Wednesday, March 3, 2010

Maybe Means No

I would like to share with you a story. It is about a program manager (let’s call him Dave) who rose to that position, not because of his knowledge or expertise, but because he outlasted everyone else around him. His demeanor was very soothing. It was as though everyone around him was made to instantly fall into a deep hypnotic trance, such that any idea he may present, no matter how absurd, was instantly and unquestioningly accepted.

For example, the idea he conjured up for the design of a database. Or rather a modification to an existing enterprise database system that the company used for all of their accounting and billing. Now this database was an unwieldy and ferocious beast, lacking any sense or normalization or indexing. As a result, the reporting that was to be done every two weeks was arduous and brought the entire company to its knees. So Dave convinced those in a position to approve decisions that the best course of action was to create a new table that contained every field and record from every other table in the database. Yes, your read that correctly, replicate the entire database into a single table - to speed up reporting. And, it didn’t matter whether a field or record was currently being used for reporting, because one day it might be used.

As you code or design, if you find yourself using phrases such as “one day the client might want…” or “maybe the app should do…” or “the client could ask me to add…” or “we don’t use it today, but we might use this field one day”, then stop what you are doing because you are about to make a mistake. Designing with might, maybe, or could is one of the surest ways to introduce rot into your codebase.

Keep yourself out of trouble by following this simple rule - only add to a project when a business requirement or a unit test forces you to; maybe means no.


  1. Hear hear! I can think of some "Daves" that could stand to read this.

    My experience has been that in the rare cases when "some day" actually comes along, it turns out that the original designers did not, in fact, accurately predict the future - and all that code winds up getting rewritten anyway.
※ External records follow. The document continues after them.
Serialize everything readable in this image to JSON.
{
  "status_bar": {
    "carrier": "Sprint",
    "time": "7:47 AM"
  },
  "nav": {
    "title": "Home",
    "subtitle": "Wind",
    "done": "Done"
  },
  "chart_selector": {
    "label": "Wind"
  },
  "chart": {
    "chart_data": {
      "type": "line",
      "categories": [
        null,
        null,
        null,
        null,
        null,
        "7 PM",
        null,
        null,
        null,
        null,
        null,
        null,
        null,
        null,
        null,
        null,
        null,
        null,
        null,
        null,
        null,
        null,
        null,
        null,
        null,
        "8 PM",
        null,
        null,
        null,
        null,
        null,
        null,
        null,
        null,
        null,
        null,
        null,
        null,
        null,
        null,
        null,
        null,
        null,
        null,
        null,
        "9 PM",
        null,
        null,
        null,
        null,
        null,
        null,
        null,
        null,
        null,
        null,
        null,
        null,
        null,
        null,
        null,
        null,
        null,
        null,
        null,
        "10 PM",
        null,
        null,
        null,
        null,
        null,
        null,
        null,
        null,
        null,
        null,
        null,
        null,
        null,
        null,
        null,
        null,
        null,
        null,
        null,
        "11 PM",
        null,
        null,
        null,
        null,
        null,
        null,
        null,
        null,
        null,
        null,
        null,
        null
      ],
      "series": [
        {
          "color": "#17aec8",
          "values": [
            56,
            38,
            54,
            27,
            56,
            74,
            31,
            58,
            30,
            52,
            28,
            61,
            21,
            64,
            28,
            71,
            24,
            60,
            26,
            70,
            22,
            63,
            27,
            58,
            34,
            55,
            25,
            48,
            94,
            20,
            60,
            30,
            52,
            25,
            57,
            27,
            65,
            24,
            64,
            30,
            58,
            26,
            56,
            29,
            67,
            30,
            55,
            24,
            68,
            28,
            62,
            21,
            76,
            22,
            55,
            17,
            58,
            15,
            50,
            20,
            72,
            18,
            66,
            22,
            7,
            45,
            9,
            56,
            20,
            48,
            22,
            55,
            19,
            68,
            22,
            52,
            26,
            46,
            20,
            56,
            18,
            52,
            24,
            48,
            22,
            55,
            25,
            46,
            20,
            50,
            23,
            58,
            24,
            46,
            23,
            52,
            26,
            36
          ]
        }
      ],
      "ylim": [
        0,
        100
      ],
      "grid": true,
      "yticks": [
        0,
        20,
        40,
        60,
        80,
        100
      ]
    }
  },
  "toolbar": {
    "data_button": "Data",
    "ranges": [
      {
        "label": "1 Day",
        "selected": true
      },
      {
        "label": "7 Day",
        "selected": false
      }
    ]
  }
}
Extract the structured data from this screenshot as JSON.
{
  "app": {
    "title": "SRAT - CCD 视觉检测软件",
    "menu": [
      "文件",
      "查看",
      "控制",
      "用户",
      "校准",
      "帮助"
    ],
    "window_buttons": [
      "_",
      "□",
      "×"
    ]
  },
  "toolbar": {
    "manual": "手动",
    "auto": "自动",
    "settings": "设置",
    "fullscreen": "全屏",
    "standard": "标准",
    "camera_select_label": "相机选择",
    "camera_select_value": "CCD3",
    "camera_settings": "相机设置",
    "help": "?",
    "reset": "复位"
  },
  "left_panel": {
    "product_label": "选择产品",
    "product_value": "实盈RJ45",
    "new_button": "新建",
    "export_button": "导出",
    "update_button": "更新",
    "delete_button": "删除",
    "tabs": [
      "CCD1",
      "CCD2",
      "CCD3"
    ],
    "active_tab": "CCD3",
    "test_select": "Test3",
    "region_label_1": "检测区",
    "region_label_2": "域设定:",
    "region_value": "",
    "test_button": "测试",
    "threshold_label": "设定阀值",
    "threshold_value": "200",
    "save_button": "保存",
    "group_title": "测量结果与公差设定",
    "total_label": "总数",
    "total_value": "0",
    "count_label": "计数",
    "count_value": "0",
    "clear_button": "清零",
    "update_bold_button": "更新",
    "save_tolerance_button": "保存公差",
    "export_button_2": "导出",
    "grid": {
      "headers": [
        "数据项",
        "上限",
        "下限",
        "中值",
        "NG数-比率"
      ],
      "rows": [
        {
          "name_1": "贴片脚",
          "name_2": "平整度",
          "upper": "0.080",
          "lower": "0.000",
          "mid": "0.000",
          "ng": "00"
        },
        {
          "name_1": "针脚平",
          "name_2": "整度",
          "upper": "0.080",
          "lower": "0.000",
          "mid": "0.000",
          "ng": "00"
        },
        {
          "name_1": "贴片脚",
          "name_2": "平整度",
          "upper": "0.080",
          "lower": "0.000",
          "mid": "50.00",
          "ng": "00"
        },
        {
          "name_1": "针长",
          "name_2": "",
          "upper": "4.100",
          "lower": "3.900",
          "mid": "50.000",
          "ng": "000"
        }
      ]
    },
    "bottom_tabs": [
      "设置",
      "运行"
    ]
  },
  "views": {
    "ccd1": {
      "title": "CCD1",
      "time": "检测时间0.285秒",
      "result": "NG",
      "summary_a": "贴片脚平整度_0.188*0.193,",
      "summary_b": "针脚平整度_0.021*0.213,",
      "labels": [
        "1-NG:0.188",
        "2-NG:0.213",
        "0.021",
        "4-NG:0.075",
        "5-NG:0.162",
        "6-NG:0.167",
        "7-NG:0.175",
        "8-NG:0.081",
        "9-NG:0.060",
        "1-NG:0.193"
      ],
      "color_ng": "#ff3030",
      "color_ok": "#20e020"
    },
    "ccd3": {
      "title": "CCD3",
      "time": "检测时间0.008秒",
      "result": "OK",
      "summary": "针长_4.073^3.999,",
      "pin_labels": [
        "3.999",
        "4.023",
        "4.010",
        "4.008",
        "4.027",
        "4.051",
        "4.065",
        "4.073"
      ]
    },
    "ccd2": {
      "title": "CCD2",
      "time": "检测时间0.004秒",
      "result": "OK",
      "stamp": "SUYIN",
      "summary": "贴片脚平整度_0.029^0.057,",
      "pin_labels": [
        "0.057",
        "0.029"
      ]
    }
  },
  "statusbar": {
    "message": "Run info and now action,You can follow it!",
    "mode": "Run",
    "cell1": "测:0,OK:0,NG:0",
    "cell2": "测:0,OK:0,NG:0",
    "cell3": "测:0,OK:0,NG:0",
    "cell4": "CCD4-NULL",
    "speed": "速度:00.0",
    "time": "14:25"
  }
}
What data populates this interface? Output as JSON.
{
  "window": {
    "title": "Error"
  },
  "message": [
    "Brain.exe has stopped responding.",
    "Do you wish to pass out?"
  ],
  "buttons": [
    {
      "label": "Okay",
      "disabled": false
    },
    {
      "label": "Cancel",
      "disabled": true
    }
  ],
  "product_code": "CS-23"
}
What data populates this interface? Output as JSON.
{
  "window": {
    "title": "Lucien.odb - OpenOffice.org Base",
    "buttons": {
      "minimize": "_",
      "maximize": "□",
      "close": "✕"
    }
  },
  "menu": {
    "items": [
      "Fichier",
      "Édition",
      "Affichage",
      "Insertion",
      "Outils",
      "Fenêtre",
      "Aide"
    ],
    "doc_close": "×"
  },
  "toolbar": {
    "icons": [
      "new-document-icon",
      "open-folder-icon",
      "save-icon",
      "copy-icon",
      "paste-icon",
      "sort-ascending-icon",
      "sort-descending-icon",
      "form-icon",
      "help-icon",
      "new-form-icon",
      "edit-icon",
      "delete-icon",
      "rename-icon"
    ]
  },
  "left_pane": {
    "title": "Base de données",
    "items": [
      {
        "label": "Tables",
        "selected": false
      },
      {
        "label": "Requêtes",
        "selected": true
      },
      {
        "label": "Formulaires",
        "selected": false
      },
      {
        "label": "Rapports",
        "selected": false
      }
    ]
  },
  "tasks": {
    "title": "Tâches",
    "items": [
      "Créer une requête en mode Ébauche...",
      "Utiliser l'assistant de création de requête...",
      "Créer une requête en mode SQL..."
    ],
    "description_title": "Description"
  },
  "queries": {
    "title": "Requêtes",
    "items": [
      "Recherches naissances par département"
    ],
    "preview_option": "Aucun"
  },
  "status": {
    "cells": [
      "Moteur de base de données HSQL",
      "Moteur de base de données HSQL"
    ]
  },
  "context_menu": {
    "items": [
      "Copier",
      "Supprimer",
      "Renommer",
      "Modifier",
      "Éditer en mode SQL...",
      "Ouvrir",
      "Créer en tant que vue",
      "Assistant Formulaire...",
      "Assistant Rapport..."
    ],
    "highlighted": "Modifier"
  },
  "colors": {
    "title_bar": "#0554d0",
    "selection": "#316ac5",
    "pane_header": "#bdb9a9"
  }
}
    If today's design is simple and maintainable, then adding to it or refactoring it later will be easy.

  2. In the words of Jon Dalberg - "Predictions are usually wrong, especially about the future."